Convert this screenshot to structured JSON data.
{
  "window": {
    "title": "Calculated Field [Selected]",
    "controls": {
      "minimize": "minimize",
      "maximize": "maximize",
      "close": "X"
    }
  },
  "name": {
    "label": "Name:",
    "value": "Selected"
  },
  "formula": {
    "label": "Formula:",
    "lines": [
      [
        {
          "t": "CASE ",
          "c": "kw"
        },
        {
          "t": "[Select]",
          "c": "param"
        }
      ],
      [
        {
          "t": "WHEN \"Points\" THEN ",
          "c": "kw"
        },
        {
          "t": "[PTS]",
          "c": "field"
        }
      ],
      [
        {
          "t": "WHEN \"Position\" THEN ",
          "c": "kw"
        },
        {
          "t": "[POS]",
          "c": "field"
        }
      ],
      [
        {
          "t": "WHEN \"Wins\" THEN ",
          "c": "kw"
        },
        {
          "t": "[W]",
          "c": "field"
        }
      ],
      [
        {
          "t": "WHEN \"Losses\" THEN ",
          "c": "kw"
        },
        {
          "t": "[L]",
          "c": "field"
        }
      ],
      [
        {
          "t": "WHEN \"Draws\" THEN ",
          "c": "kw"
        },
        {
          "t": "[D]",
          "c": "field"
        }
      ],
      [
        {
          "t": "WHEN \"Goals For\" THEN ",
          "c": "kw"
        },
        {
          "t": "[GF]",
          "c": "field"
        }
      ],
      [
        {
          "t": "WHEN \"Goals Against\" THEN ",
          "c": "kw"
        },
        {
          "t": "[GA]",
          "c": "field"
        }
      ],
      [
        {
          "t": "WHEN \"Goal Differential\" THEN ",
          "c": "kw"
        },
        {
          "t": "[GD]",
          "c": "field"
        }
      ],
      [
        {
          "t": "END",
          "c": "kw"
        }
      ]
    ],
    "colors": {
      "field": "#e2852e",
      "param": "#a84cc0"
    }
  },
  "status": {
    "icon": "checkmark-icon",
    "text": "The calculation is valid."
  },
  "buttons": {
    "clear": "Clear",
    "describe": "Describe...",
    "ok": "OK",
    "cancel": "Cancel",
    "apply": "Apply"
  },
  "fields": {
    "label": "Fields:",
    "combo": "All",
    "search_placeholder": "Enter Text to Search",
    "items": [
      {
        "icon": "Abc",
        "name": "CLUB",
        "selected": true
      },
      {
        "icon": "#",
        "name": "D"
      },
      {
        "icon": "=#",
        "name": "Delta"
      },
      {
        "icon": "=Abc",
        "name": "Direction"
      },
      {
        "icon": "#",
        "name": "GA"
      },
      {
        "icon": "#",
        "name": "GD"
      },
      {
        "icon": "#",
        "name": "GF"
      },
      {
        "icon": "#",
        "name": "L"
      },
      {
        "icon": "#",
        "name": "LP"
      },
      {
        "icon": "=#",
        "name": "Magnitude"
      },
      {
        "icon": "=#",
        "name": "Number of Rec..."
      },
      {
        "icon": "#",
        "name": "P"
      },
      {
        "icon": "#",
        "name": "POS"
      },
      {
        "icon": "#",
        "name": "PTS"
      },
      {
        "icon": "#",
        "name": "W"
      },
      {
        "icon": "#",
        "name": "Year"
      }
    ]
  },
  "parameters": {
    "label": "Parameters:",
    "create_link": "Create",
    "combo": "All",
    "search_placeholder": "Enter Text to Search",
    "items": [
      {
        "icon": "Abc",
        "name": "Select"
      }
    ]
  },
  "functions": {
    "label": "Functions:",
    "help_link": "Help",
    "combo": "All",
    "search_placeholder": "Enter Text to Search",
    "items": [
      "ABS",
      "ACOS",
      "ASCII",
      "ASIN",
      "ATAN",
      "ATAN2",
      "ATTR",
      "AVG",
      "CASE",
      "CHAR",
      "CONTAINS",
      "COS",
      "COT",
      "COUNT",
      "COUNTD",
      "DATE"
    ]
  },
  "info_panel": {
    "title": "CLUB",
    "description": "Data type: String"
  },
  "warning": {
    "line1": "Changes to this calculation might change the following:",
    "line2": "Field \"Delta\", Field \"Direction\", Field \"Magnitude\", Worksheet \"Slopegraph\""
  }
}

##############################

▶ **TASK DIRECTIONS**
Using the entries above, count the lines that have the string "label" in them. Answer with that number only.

▶ **OUTPUT FOR THIS TASK**
5